I imagine the worst-case scenario for many churches would look something like this: you receive a phone call from one of the members in the congregation informing you that their child has been abused by one of the youth ministry volunteers. To make matters worse the parents are so furious they demand that the church be held liable and you will be hearing from their attorney soon. Within a few days the church attorney contacts you and asks the following question: “What policies do you have in place to help prevent things like this from occuring?” Slowly the sinking feeling grows in the pit of your stomach as you answer – “Nothing.”

While this example may seem a bit extreme it happens every single week here in the United States. According to a recent Barna study, only 57 percent of the pastors who were polled said their church conducts background and reference checks on those who work with children and youth. This type of negligence is exactly why many risk-consultants fear that the church may be the pedophiles’ last refuge because screening doesn’t exist in churches where volunteers are so desperately needed.

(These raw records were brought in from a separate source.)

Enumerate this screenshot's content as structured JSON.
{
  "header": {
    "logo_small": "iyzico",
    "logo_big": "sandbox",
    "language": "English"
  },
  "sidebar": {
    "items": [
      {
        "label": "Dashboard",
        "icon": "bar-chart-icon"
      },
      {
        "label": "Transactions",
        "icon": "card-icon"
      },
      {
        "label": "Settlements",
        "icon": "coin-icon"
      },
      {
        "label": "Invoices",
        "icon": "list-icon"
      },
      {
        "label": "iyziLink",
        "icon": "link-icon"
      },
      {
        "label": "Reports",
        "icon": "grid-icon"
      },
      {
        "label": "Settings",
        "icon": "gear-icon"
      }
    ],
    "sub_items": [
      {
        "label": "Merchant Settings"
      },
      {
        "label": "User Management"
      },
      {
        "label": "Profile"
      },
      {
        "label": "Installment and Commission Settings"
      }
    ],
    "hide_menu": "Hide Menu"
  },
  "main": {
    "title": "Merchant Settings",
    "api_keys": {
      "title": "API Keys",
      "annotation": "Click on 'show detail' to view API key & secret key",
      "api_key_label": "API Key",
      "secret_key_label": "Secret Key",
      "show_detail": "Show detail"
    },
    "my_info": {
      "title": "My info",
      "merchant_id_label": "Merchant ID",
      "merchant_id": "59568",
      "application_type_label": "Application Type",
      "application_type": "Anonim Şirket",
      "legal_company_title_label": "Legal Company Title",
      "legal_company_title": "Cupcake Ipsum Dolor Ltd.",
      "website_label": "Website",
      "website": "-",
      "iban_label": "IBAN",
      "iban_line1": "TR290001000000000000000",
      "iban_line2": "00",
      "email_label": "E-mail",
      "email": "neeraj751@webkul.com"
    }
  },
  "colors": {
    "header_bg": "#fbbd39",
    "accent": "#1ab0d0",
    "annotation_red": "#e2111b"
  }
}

So how can you avoid your worst-case scenario? Here are a few things you need to know as you get started:

1. Start at the top – Even if you know for an absolute fact that there is nothing to find on your executive staff it will make it much easier to explain to your volunteers when you lead by example. Volunteers will be much more understanding if you have told them you have already had a background check done on yourself! Be sure to screen all staff members working with minors and regularly re-screen those staff members so you always have a current background check on file.

2. Create a policy and document it in writing – The old saying “we’ve always done it this way” isn’t going to cut it when it comes to this area of your ministry. And people need to understand the need to accept new ideas and methods of operation when it comes to something as important as child protection policies. Having a clear policy that includes background checks that is written and accepted by the staff and leadership of the church is crucial. Make sure that it explains why backgrounds are important and which volunteer positions will be checked. Also be sure the policy is approved by your church governing board and incorporate it into the staff handbook.

Next month we will discuss more steps you can take to ensure that your church has an effective child safety policy in place.

 

For more information please call (800) 319-5581